* YOUR ASSIGNMENT:
Copy every line that contains the string "REQUEST" from the entries below.

* Entries from a dataset of interfaces:
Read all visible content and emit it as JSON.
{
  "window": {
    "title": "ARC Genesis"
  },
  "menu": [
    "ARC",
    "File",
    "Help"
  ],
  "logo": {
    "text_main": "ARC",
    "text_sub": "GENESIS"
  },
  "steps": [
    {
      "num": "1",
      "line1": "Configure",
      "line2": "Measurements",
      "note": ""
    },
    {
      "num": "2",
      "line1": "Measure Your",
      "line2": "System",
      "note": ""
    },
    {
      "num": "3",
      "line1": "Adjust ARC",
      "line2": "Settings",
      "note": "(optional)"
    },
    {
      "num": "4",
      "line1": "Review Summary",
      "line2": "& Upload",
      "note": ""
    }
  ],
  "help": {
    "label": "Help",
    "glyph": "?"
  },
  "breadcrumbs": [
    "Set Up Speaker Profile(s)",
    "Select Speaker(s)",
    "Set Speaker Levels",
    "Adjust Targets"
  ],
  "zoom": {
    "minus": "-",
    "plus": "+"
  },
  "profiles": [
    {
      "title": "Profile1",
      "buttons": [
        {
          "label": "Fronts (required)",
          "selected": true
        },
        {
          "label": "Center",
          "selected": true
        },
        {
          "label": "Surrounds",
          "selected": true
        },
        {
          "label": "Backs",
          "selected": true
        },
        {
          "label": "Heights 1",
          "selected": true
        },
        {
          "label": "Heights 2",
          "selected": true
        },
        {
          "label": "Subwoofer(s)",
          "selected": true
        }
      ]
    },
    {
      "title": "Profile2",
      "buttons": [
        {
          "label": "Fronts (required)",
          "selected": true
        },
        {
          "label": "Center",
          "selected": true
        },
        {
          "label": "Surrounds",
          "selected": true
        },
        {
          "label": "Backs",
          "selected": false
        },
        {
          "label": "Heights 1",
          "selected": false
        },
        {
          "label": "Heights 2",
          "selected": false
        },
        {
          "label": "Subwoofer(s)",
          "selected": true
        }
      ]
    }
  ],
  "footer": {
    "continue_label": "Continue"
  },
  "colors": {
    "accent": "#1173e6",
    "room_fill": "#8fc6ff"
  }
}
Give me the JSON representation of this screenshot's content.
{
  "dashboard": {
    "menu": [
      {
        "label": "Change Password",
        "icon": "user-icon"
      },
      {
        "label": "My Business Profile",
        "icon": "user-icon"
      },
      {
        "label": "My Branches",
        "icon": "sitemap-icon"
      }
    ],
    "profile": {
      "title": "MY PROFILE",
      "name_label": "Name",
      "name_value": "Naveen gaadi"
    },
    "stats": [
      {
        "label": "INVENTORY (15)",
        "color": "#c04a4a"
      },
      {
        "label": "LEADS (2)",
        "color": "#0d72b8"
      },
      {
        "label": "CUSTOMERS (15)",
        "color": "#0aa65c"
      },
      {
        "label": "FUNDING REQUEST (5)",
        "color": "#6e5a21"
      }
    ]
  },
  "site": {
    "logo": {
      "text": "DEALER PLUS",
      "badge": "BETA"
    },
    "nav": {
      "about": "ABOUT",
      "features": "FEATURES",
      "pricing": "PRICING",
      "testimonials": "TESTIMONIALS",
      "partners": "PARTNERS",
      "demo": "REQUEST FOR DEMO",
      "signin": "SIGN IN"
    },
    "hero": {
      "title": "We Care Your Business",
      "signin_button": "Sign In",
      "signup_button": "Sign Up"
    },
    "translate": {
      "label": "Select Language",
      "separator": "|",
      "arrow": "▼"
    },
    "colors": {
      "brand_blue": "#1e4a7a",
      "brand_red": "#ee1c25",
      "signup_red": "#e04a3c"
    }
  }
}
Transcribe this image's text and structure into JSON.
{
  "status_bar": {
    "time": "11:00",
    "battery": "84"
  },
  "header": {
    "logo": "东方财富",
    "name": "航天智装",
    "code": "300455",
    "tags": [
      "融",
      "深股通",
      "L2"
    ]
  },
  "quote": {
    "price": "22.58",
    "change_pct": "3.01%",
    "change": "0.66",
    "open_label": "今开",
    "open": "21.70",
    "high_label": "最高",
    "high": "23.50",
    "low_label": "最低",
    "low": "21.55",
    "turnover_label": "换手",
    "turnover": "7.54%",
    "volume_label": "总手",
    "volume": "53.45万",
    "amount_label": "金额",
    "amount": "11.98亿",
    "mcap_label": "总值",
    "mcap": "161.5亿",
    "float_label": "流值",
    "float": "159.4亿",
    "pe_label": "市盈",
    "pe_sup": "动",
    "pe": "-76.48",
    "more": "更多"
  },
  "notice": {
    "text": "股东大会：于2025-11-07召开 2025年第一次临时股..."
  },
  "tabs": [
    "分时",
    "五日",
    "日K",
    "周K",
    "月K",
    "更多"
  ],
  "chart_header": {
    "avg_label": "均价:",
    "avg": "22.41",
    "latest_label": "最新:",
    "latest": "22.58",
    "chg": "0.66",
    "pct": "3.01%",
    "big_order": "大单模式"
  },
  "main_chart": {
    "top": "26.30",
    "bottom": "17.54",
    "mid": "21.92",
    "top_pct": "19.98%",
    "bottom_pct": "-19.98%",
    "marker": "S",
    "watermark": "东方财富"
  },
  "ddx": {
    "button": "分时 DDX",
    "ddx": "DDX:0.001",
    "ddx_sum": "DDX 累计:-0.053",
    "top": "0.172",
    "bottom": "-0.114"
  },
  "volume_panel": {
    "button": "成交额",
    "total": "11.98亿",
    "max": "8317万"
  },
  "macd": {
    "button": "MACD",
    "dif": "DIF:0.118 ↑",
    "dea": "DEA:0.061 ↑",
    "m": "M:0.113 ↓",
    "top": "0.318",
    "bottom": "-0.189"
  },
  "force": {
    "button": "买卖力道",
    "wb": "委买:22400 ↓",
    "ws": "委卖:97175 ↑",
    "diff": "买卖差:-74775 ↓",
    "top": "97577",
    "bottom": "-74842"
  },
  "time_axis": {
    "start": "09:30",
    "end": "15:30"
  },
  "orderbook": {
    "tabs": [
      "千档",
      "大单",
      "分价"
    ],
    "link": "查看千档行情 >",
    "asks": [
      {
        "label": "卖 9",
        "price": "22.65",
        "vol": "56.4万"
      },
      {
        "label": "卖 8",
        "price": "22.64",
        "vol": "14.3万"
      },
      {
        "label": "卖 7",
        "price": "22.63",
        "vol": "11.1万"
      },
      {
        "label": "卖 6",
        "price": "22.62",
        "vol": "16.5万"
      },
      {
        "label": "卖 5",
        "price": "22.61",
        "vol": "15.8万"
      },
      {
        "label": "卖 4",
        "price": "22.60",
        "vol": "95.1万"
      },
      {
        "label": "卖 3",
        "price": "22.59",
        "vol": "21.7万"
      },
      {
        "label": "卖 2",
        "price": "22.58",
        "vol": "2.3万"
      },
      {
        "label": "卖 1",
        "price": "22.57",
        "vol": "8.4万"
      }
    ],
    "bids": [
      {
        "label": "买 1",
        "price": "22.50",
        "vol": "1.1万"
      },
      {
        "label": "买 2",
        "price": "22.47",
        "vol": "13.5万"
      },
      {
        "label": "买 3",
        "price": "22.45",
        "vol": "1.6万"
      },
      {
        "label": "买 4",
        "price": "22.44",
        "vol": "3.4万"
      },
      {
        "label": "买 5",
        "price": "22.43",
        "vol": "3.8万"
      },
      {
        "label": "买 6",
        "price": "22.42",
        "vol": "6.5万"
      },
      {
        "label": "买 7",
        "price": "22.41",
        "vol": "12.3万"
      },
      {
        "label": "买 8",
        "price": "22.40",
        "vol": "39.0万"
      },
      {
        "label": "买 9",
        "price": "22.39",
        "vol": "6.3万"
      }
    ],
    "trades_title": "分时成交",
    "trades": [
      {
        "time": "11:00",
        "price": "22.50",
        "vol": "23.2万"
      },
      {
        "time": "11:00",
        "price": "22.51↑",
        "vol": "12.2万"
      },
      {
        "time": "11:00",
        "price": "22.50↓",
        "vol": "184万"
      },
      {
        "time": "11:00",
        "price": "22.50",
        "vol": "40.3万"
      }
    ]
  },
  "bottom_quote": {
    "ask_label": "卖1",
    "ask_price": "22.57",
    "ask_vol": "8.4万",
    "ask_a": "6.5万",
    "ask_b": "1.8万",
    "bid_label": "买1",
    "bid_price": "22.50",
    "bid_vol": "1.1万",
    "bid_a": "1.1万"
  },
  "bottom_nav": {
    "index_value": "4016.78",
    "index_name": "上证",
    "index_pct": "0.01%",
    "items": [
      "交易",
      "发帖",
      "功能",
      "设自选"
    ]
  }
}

* TASK RESULT:
        "label": "FUNDING REQUEST (5)",
      "demo": "REQUEST FOR DEMO",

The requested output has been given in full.